======== GIVEN RECORDS ========

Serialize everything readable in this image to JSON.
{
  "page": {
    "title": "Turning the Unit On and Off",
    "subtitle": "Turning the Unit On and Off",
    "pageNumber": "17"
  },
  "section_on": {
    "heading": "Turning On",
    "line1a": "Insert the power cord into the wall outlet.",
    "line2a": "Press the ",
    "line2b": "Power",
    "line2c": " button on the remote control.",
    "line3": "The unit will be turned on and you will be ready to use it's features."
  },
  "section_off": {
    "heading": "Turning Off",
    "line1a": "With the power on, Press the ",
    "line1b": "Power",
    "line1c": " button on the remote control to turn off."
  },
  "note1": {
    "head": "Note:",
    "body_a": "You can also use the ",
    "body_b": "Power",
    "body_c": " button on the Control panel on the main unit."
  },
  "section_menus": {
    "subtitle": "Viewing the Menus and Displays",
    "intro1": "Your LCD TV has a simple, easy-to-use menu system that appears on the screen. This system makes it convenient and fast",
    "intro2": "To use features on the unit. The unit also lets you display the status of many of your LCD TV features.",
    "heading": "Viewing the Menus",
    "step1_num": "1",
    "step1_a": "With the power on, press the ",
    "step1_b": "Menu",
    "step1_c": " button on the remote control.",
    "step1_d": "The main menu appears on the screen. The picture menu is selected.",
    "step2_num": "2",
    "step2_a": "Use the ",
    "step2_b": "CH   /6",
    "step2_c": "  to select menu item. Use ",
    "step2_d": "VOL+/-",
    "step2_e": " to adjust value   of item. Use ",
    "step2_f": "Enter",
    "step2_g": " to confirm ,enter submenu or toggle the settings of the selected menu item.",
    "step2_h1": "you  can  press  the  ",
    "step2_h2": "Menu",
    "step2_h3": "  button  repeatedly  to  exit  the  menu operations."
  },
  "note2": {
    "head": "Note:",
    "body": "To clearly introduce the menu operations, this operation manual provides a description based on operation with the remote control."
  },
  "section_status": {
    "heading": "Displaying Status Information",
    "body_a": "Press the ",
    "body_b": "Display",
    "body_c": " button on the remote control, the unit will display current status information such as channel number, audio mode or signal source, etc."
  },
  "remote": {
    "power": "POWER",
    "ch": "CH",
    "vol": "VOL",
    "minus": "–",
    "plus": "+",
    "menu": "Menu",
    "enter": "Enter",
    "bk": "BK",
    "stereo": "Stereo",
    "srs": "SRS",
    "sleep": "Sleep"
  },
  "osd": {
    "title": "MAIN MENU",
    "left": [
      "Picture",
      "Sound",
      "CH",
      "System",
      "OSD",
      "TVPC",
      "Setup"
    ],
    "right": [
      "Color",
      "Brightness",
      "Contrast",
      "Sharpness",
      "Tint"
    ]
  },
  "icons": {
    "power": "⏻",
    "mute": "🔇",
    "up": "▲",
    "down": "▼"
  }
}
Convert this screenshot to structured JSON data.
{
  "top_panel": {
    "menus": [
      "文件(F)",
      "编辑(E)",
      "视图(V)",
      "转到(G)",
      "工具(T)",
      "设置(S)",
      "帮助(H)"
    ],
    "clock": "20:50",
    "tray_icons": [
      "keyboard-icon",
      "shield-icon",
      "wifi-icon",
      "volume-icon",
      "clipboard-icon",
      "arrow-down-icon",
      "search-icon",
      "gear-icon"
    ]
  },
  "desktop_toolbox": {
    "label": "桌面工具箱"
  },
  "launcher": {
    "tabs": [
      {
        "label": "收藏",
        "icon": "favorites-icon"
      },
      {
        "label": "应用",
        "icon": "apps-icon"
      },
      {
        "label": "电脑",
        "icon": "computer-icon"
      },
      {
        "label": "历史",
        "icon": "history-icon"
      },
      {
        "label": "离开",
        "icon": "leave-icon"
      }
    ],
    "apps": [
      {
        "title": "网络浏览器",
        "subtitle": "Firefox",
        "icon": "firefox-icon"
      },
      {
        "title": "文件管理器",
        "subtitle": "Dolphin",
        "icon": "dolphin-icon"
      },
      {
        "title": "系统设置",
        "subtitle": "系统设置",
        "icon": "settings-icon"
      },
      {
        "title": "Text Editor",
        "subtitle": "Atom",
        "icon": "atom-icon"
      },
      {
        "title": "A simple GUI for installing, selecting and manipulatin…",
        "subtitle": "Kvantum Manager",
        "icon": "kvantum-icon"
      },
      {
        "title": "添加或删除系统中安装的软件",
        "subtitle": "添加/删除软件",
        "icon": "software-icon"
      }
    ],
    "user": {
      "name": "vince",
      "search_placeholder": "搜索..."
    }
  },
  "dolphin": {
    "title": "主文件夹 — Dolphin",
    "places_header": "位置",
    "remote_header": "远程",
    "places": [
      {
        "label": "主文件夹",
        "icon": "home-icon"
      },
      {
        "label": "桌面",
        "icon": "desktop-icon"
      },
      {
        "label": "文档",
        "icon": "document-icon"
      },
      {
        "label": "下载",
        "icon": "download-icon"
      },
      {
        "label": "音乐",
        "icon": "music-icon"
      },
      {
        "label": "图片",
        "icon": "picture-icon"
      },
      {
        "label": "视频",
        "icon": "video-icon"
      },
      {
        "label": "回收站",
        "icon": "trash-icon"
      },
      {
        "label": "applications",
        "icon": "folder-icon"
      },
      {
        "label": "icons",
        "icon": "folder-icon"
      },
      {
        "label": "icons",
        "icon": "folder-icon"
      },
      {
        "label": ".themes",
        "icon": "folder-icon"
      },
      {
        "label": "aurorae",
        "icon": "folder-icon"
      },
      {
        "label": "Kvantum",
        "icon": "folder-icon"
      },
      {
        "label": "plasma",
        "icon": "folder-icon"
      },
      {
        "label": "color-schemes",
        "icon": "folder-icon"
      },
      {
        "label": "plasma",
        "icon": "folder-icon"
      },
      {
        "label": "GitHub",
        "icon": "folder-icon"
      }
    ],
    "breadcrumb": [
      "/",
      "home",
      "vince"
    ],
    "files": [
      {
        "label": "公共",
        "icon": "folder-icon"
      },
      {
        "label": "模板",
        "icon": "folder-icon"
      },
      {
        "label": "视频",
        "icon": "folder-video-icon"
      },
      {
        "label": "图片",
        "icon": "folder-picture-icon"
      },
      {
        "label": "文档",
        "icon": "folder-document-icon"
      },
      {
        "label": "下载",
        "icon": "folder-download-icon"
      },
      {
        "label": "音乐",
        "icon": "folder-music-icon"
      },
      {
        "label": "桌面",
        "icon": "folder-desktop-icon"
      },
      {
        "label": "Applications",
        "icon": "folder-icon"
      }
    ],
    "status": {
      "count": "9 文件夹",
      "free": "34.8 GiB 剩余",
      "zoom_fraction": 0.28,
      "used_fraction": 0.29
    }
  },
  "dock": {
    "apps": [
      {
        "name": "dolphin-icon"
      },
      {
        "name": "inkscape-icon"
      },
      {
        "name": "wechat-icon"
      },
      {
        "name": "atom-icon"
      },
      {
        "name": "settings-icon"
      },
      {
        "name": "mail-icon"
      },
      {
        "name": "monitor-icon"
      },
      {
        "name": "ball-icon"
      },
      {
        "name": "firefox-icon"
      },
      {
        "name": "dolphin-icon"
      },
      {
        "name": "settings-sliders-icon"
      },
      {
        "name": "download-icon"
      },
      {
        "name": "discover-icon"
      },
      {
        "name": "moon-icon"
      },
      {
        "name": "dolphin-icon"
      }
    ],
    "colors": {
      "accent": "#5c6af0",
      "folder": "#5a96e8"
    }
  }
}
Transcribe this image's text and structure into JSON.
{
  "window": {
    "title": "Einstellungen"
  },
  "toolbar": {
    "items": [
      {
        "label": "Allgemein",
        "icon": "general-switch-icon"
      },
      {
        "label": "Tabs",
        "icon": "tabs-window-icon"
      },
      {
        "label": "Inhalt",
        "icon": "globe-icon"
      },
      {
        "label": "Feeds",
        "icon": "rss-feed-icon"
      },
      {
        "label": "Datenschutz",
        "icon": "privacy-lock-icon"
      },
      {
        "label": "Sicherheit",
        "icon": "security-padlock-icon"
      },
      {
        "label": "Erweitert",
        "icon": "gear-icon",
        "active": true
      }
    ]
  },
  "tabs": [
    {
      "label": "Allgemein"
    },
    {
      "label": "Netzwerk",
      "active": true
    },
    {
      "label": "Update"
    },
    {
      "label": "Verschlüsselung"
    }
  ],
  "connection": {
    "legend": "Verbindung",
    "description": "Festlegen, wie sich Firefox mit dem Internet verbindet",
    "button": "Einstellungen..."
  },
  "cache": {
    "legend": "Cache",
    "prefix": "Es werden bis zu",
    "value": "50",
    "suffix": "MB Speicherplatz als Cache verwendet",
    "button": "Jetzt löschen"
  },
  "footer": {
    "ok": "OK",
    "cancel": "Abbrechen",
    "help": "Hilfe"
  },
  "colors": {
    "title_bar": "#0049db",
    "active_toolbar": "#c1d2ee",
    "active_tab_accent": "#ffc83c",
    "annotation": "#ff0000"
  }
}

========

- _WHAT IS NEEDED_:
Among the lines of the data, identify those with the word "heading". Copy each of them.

- _TASK ANSWER_:
    "heading": "Turning On",
    "heading": "Turning Off",
    "heading": "Viewing the Menus",
    "heading": "Displaying Status Information",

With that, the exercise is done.